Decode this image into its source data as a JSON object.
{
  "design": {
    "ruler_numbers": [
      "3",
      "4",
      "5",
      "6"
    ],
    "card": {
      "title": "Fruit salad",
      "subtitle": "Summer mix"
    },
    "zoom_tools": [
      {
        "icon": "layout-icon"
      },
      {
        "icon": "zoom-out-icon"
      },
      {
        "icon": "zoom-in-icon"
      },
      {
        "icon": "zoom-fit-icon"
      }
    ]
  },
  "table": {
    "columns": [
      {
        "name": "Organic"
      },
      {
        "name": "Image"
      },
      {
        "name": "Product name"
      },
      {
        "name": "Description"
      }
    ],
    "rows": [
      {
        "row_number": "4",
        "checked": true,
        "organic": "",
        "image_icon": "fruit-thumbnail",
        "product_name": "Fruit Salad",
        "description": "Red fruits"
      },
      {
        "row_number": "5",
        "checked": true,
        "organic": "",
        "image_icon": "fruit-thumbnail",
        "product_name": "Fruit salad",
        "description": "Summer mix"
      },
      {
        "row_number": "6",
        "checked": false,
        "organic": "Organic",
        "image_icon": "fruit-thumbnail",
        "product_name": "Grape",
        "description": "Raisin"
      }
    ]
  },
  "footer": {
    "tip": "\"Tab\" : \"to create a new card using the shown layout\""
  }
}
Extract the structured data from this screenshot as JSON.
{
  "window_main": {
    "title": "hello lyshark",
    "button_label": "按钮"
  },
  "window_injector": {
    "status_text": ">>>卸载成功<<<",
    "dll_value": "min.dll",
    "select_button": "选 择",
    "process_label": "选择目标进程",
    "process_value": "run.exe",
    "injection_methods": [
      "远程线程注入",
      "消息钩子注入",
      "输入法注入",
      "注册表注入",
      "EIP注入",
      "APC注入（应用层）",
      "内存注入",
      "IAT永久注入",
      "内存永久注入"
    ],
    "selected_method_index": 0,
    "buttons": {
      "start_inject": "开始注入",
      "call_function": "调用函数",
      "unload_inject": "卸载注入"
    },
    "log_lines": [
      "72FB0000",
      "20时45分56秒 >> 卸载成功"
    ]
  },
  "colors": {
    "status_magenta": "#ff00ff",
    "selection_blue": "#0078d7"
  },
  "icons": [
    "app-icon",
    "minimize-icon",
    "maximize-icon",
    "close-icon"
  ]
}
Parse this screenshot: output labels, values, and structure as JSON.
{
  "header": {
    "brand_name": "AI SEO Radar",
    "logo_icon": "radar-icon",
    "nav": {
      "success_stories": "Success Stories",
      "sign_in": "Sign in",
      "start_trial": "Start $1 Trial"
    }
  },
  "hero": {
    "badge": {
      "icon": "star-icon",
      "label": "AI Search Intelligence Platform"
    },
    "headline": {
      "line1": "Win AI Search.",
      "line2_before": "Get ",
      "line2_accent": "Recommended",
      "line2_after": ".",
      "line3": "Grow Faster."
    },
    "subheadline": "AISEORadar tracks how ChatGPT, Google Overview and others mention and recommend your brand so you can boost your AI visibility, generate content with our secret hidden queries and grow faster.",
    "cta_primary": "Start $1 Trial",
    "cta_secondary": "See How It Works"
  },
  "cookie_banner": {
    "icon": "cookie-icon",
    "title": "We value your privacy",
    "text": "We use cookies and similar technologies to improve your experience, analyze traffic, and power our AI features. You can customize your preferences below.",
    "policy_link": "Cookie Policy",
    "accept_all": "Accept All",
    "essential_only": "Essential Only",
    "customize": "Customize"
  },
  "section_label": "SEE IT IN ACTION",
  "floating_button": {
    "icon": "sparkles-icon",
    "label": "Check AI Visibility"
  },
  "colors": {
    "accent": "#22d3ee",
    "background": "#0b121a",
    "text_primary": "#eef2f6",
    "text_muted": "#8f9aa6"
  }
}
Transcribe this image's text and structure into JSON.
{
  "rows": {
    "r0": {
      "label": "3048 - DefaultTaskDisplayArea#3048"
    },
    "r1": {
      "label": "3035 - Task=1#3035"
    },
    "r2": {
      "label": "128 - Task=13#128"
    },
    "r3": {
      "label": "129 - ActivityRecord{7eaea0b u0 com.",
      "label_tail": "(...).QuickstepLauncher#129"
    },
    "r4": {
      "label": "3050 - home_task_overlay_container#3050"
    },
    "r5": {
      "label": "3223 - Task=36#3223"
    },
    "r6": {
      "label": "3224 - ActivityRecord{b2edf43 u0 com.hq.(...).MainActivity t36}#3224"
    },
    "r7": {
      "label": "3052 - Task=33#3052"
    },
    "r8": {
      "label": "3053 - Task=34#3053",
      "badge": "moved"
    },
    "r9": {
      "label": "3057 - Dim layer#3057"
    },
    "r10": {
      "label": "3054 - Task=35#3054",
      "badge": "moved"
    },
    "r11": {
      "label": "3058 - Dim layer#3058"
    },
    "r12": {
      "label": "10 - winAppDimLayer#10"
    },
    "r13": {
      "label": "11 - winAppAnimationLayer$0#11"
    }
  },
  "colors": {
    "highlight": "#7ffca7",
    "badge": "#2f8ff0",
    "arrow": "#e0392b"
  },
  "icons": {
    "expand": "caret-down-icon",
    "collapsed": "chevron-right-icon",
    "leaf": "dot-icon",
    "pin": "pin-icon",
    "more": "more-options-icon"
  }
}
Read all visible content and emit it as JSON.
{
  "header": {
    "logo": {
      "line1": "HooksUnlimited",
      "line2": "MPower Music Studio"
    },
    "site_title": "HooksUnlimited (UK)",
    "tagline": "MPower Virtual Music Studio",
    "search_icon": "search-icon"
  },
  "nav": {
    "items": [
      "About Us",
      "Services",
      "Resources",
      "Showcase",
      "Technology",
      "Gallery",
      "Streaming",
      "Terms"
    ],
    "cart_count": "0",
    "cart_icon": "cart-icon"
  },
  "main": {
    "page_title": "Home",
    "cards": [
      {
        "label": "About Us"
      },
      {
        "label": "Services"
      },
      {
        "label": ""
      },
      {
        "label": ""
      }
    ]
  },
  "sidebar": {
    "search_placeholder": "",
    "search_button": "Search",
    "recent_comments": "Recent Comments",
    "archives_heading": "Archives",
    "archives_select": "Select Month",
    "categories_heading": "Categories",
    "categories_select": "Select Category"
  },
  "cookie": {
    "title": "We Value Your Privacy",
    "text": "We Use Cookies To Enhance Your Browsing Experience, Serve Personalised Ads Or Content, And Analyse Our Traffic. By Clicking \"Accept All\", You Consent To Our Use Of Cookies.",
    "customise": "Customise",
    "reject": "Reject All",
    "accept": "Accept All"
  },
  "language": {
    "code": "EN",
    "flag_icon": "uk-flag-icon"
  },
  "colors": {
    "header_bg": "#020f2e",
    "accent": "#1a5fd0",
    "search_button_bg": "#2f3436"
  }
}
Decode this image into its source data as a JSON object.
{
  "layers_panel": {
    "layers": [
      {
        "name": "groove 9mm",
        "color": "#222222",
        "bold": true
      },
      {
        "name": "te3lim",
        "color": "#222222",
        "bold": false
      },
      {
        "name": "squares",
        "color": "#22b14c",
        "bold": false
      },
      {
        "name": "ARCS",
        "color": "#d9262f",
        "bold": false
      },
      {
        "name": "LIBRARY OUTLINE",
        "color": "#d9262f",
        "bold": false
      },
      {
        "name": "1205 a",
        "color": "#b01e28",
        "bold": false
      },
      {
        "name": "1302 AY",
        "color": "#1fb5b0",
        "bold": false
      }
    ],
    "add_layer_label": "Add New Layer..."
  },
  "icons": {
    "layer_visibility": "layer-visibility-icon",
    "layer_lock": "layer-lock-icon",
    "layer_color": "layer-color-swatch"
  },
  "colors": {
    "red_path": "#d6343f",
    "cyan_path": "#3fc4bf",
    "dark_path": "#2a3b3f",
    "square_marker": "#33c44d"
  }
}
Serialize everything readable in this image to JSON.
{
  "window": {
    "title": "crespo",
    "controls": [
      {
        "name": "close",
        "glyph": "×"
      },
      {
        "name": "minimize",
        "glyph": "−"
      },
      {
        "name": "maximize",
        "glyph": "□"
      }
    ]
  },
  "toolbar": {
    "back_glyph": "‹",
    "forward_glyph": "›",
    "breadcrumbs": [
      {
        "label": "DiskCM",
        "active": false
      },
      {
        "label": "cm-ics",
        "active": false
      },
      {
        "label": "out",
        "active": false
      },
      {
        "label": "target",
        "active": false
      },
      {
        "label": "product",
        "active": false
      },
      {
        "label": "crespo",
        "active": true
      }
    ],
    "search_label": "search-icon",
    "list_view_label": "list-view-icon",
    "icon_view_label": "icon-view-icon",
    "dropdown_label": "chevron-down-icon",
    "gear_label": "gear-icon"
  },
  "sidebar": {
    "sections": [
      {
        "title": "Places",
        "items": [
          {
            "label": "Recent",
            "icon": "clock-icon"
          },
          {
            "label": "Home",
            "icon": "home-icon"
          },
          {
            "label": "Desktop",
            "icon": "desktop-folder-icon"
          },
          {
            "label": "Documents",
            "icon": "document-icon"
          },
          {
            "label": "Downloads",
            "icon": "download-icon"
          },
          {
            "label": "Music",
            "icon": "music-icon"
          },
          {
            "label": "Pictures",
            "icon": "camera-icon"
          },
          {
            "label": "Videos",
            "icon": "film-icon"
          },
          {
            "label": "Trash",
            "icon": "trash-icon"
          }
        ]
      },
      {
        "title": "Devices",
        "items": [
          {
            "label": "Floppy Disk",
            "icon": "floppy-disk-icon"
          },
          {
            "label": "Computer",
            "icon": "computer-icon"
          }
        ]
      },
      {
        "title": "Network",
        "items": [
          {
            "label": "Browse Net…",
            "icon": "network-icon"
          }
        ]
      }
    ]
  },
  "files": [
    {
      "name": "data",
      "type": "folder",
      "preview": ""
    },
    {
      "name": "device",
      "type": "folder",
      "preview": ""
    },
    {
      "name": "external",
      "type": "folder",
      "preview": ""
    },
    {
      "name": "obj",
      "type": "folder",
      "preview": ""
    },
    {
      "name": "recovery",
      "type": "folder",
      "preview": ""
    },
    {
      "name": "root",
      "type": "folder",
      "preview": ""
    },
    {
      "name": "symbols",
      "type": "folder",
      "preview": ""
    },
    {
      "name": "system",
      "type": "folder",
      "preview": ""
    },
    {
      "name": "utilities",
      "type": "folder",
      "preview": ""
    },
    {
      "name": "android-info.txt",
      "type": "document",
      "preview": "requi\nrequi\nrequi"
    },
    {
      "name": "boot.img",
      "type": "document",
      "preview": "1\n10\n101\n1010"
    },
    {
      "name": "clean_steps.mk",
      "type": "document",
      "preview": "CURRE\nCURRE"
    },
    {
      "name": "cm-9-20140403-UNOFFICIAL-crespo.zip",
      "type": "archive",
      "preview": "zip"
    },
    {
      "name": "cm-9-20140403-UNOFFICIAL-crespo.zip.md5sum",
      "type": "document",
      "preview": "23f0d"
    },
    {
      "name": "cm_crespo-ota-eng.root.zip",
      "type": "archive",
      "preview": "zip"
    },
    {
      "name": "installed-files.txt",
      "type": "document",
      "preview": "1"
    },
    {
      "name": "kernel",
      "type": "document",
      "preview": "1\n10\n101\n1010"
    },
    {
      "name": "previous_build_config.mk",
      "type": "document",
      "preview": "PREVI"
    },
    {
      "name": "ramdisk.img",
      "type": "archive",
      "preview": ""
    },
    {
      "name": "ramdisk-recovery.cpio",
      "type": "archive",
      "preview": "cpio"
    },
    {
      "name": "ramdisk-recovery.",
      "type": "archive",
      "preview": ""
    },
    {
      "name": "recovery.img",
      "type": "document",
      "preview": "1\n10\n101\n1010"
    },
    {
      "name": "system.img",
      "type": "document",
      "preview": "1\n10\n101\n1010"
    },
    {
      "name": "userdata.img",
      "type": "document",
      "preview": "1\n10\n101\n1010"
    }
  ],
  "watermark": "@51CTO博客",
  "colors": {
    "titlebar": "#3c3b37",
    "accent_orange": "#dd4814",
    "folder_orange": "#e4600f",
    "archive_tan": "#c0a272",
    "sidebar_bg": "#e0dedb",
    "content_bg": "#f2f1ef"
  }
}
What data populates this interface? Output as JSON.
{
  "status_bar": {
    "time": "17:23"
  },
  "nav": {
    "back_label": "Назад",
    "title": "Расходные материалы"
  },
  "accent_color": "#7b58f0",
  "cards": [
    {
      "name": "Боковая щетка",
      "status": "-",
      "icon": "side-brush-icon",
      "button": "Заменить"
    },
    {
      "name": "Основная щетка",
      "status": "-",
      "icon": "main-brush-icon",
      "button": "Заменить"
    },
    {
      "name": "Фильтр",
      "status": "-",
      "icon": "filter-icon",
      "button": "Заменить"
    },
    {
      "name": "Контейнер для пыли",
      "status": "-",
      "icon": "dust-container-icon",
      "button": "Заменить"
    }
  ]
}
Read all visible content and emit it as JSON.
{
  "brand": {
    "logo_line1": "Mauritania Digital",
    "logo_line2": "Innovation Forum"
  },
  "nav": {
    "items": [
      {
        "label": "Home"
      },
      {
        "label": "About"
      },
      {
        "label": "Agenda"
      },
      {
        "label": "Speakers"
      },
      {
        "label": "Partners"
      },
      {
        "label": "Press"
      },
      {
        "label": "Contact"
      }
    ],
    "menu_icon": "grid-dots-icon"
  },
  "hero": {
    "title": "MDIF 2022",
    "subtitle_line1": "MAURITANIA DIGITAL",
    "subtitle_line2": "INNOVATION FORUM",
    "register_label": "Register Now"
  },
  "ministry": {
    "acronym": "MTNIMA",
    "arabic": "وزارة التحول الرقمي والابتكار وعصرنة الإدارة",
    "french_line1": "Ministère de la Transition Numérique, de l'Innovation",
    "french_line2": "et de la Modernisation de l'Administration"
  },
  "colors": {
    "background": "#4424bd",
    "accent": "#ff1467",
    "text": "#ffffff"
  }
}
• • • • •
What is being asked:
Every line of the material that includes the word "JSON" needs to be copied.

Solution to this task:
Decode this image into its source data as a JSON object.
Extract the structured data from this screenshot as JSON.
Parse this screenshot: output labels, values, and structure as JSON.
Transcribe this image's text and structure into JSON.
Read all visible content and emit it as JSON.
Decode this image into its source data as a JSON object.
Serialize everything readable in this image to JSON.
What data populates this interface? Output as JSON.
Read all visible content and emit it as JSON.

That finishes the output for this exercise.